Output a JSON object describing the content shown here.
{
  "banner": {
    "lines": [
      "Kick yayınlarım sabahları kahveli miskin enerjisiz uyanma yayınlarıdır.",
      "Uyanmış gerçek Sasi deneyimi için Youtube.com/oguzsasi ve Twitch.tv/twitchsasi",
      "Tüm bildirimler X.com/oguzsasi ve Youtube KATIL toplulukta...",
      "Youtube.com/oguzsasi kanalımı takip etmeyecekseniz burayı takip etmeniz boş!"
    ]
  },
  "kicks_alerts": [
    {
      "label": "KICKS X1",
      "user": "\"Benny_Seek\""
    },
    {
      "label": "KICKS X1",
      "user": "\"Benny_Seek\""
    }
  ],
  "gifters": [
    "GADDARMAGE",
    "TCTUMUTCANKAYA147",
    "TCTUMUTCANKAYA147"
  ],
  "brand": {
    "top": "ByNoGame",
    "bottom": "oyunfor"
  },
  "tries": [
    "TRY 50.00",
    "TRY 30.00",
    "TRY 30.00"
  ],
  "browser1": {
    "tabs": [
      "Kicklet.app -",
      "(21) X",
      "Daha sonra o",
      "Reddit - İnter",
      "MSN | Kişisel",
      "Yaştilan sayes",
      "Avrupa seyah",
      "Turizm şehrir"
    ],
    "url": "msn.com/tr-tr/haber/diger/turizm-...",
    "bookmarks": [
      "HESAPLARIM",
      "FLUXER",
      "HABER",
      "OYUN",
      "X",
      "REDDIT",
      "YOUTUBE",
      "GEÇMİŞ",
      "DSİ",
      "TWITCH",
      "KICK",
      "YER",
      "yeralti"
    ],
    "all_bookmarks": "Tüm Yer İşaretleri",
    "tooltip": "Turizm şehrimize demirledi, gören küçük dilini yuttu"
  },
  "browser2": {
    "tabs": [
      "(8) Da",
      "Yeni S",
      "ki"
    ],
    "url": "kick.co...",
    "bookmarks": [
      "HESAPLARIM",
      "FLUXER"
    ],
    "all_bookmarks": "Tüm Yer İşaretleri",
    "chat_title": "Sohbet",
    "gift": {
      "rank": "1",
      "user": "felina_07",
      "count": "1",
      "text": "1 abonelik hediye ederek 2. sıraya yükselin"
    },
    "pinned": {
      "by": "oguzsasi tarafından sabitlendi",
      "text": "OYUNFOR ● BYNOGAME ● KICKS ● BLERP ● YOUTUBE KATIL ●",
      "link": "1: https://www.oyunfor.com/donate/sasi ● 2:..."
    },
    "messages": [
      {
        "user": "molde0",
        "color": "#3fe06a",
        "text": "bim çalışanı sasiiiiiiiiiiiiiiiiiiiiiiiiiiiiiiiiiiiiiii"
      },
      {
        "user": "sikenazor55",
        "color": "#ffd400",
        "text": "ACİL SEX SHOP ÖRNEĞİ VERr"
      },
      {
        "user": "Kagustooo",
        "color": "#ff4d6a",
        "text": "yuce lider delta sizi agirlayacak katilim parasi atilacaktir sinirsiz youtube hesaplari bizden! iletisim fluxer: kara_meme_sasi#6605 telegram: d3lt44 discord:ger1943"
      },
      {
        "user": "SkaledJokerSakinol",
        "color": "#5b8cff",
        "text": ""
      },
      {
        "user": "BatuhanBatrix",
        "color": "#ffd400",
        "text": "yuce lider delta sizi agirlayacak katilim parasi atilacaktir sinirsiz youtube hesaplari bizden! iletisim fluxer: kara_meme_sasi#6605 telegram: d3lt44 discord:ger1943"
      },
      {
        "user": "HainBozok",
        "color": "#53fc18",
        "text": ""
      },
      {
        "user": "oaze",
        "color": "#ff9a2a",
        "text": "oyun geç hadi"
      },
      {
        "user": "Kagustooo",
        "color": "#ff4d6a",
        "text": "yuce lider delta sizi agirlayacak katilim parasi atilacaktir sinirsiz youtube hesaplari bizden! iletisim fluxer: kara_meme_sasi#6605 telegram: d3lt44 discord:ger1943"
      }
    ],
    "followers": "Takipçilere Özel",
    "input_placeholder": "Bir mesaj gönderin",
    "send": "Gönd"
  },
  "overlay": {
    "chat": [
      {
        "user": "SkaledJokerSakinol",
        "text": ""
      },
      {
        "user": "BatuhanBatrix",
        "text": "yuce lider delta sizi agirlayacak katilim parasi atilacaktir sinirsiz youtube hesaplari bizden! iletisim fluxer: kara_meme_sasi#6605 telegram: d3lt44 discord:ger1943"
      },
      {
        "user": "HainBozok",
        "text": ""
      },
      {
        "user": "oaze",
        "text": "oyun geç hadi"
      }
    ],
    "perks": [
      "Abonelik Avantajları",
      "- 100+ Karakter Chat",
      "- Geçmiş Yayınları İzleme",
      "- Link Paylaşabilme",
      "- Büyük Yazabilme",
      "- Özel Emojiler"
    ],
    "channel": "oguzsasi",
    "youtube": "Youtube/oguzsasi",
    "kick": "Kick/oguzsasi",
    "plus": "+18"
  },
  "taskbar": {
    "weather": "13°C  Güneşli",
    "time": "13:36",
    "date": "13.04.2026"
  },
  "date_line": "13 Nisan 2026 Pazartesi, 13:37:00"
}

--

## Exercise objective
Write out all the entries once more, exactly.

## Response to this exercise
Output a JSON object describing the content shown here.
{
  "banner": {
    "lines": [
      "Kick yayınlarım sabahları kahveli miskin enerjisiz uyanma yayınlarıdır.",
      "Uyanmış gerçek Sasi deneyimi için Youtube.com/oguzsasi ve Twitch.tv/twitchsasi",
      "Tüm bildirimler X.com/oguzsasi ve Youtube KATIL toplulukta...",
      "Youtube.com/oguzsasi kanalımı takip etmeyecekseniz burayı takip etmeniz boş!"
    ]
  },
  "kicks_alerts": [
    {
      "label": "KICKS X1",
      "user": "\"Benny_Seek\""
    },
    {
      "label": "KICKS X1",
      "user": "\"Benny_Seek\""
    }
  ],
  "gifters": [
    "GADDARMAGE",
    "TCTUMUTCANKAYA147",
    "TCTUMUTCANKAYA147"
  ],
  "brand": {
    "top": "ByNoGame",
    "bottom": "oyunfor"
  },
  "tries": [
    "TRY 50.00",
    "TRY 30.00",
    "TRY 30.00"
  ],
  "browser1": {
    "tabs": [
      "Kicklet.app -",
      "(21) X",
      "Daha sonra o",
      "Reddit - İnter",
      "MSN | Kişisel",
      "Yaştilan sayes",
      "Avrupa seyah",
      "Turizm şehrir"
    ],
    "url": "msn.com/tr-tr/haber/diger/turizm-...",
    "bookmarks": [
      "HESAPLARIM",
      "FLUXER",
      "HABER",
      "OYUN",
      "X",
      "REDDIT",
      "YOUTUBE",
      "GEÇMİŞ",
      "DSİ",
      "TWITCH",
      "KICK",
      "YER",
      "yeralti"
    ],
    "all_bookmarks": "Tüm Yer İşaretleri",
    "tooltip": "Turizm şehrimize demirledi, gören küçük dilini yuttu"
  },
  "browser2": {
    "tabs": [
      "(8) Da",
      "Yeni S",
      "ki"
    ],
    "url": "kick.co...",
    "bookmarks": [
      "HESAPLARIM",
      "FLUXER"
    ],
    "all_bookmarks": "Tüm Yer İşaretleri",
    "chat_title": "Sohbet",
    "gift": {
      "rank": "1",
      "user": "felina_07",
      "count": "1",
      "text": "1 abonelik hediye ederek 2. sıraya yükselin"
    },
    "pinned": {
      "by": "oguzsasi tarafından sabitlendi",
      "text": "OYUNFOR ● BYNOGAME ● KICKS ● BLERP ● YOUTUBE KATIL ●",
      "link": "1: https://www.oyunfor.com/donate/sasi ● 2:..."
    },
    "messages": [
      {
        "user": "molde0",
        "color": "#3fe06a",
        "text": "bim çalışanı sasiiiiiiiiiiiiiiiiiiiiiiiiiiiiiiiiiiiiiii"
      },
      {
        "user": "sikenazor55",
        "color": "#ffd400",
        "text": "ACİL SEX SHOP ÖRNEĞİ VERr"
      },
      {
        "user": "Kagustooo",
        "color": "#ff4d6a",
        "text": "yuce lider delta sizi agirlayacak katilim parasi atilacaktir sinirsiz youtube hesaplari bizden! iletisim fluxer: kara_meme_sasi#6605 telegram: d3lt44 discord:ger1943"
      },
      {
        "user": "SkaledJokerSakinol",
        "color": "#5b8cff",
        "text": ""
      },
      {
        "user": "BatuhanBatrix",
        "color": "#ffd400",
        "text": "yuce lider delta sizi agirlayacak katilim parasi atilacaktir sinirsiz youtube hesaplari bizden! iletisim fluxer: kara_meme_sasi#6605 telegram: d3lt44 discord:ger1943"
      },
      {
        "user": "HainBozok",
        "color": "#53fc18",
        "text": ""
      },
      {
        "user": "oaze",
        "color": "#ff9a2a",
        "text": "oyun geç hadi"
      },
      {
        "user": "Kagustooo",
        "color": "#ff4d6a",
        "text": "yuce lider delta sizi agirlayacak katilim parasi atilacaktir sinirsiz youtube hesaplari bizden! iletisim fluxer: kara_meme_sasi#6605 telegram: d3lt44 discord:ger1943"
      }
    ],
    "followers": "Takipçilere Özel",
    "input_placeholder": "Bir mesaj gönderin",
    "send": "Gönd"
  },
  "overlay": {
    "chat": [
      {
        "user": "SkaledJokerSakinol",
        "text": ""
      },
      {
        "user": "BatuhanBatrix",
        "text": "yuce lider delta sizi agirlayacak katilim parasi atilacaktir sinirsiz youtube hesaplari bizden! iletisim fluxer: kara_meme_sasi#6605 telegram: d3lt44 discord:ger1943"
      },
      {
        "user": "HainBozok",
        "text": ""
      },
      {
        "user": "oaze",
        "text": "oyun geç hadi"
      }
    ],
    "perks": [
      "Abonelik Avantajları",
      "- 100+ Karakter Chat",
      "- Geçmiş Yayınları İzleme",
      "- Link Paylaşabilme",
      "- Büyük Yazabilme",
      "- Özel Emojiler"
    ],
    "channel": "oguzsasi",
    "youtube": "Youtube/oguzsasi",
    "kick": "Kick/oguzsasi",
    "plus": "+18"
  },
  "taskbar": {
    "weather": "13°C  Güneşli",
    "time": "13:36",
    "date": "13.04.2026"
  },
  "date_line": "13 Nisan 2026 Pazartesi, 13:37:00"
}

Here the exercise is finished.